- This topic is empty.
April 22, 2006 at 11:40 am #904AnonymousMember
Here are 2 shots I took of auroras today (yes, it was 2 o’clock in the afternoon)
Shutter speed was 15″ for each (the max on my camera) and the apature was 2.6 on the first and 4.0 on the second. I realized later there’s a “superfine” setting on my camera that I wasn’t using, it may help, the pictures just came out too grainy, and a little brighter would be nice, at least for the first one. Any help, comments, anything would be nice. Thanks. I figure the resident expert at pole is Robert Shwarz, and a lot of people have taken some great pictures, but well this is a relatively cheap camera, so I’ll do the best I can.
Sorry they’re kind of big pictures. I’m not really a photographer, so go easy on me 😉
April 22, 2006 at 10:30 pm #8492thepooles98Keymaster
A couple hints. First of all you are taking pictures when the moon is up. Right off you are going to have the auroras washed out a little. If you have a cheaper camera, then it will be limited, but read your manual and see what you can change. The big “if” is do you have a B setting. Lot’s of cameras have them without the owners knowing. You’ll have to read the book. During operation in the B setting the shutter stays open the entire time that the shutter button is pressed. 15 seconds is ok but 30 is better.
See if you can change the ISO rating. Most are preset to 100, but you should try 200 to 400. The higher the number the grainier though.
MikeApril 23, 2006 at 6:09 am #8493thepooles98Keymaster
[img]C:Documents and SettingsOwnerMy DocumentsMy Picturesfor mattw2kdbb.jpg[img]I haven’t figured out how to insert a photo, but try this. Open your photo with the Microsoft Office Picture manager.
Under picture select adjust brightness and contrast. Then adjust the midrange slider.
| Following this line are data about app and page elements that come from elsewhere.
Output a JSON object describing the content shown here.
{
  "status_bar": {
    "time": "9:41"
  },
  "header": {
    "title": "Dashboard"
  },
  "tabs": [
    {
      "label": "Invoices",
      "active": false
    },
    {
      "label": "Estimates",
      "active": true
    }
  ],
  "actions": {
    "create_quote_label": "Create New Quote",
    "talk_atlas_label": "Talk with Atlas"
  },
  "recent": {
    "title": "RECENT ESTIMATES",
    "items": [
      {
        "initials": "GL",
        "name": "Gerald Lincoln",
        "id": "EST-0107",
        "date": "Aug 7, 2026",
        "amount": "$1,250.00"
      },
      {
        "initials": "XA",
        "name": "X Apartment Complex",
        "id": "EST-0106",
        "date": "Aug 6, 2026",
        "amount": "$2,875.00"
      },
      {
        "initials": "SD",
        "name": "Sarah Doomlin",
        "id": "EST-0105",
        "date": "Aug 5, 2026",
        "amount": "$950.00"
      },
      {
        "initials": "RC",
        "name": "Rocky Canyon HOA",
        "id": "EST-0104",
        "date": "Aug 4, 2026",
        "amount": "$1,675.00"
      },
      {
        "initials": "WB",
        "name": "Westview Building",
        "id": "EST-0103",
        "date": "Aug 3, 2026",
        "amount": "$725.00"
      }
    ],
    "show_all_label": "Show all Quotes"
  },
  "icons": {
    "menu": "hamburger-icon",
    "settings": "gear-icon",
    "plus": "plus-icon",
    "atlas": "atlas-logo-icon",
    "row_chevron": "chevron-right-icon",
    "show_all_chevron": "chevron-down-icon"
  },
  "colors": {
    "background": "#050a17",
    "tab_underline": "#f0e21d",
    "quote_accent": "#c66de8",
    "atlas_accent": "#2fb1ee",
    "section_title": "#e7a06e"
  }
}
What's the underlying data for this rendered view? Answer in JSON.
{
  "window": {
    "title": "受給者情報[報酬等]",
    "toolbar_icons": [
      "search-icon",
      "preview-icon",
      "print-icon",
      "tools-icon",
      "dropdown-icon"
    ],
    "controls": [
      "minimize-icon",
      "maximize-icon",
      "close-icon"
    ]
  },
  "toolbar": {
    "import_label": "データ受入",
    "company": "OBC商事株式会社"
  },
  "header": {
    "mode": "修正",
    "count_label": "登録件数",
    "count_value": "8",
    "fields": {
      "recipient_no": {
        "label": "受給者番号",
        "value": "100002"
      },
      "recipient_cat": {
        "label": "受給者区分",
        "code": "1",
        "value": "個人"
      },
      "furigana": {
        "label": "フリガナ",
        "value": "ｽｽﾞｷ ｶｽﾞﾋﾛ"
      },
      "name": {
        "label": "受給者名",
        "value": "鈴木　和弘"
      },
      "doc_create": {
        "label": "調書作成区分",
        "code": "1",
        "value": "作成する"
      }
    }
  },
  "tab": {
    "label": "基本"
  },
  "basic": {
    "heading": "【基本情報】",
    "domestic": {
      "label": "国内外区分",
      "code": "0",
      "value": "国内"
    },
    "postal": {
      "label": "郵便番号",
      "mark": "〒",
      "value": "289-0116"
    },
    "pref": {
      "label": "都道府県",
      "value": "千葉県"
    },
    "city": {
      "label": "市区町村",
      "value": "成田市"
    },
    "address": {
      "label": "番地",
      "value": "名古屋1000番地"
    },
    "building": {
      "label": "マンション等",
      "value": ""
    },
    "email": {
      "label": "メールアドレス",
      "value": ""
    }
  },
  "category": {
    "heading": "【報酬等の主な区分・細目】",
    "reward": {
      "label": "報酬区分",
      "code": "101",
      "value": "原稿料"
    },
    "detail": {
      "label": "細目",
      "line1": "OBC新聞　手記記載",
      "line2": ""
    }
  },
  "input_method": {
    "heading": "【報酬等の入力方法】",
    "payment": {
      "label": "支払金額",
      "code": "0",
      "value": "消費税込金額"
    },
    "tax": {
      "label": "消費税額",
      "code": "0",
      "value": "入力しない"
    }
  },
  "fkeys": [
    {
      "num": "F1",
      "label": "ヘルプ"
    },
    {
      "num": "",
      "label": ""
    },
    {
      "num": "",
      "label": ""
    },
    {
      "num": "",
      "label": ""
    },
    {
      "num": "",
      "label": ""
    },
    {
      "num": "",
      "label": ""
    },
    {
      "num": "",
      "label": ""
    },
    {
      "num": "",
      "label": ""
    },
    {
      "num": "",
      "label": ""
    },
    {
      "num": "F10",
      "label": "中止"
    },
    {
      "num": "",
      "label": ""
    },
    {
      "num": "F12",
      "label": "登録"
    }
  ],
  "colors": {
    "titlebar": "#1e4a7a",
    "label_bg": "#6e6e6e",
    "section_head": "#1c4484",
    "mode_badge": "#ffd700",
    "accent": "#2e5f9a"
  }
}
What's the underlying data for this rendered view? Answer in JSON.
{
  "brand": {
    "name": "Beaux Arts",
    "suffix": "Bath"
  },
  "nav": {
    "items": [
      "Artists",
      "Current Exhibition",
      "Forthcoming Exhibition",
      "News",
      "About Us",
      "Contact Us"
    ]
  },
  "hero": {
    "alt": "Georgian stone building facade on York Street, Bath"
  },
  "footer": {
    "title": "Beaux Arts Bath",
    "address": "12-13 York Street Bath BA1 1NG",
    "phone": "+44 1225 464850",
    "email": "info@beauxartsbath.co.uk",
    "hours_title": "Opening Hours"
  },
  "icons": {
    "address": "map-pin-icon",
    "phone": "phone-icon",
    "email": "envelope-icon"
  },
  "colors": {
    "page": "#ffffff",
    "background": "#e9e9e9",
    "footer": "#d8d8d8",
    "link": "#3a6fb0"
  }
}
This will bring out some more detail on your photos at the expense of graininess.
Mike[/img]April 23, 2006 at 2:15 pm #8494SciencetechKeymaster
Having tried taking auroras pictures at McMurdo, I found it to be one of the toughest kinds of photography. Your subject is dim, it moves, and it’s always bloody cold out when they appear. It’s gotta be even worse at the Pole! No teasing here; I know how hard it is.
Mike’s right about the Bulb setting and ISO adjustments. Some digital cameras also have a long-exposure noise reduction setting that can reduce CCD noise. Other tricks… Use an extension shutter release if you have one. Wide angle lenses at the largest aperture work best, in my experience. Washed-out colors can be Photoshopped. An interesting foreground (the dome?) helps the composition and can make the pics much more dramatic. If you wanted to get fancy you combine a long exposure aurora shot with a single flash to illuminate the foreground.
I’m set up for auroral photography this year but I’ve never seen them here — too far outside of the auroral oval, which is centered on the other side of the continent. It would take one heck of a solar storm to pump them up to Palmer. But we saw some decent nacreous clouds last year. Nothing like McMurdo’s, which can be spectacular, but still worth a picture.
gMay 3, 2006 at 7:51 pm #8495AnonymousMember
We had a heated aurora tower with a clear plastic dome at Scott Base. It was ideal for taking photos. Very comfortable. I don’t know if it’s still there. We had one beam aurora that was so bright that it cast shadows.
- The forum ‘Life on the Ice’ is closed to new topics and replies.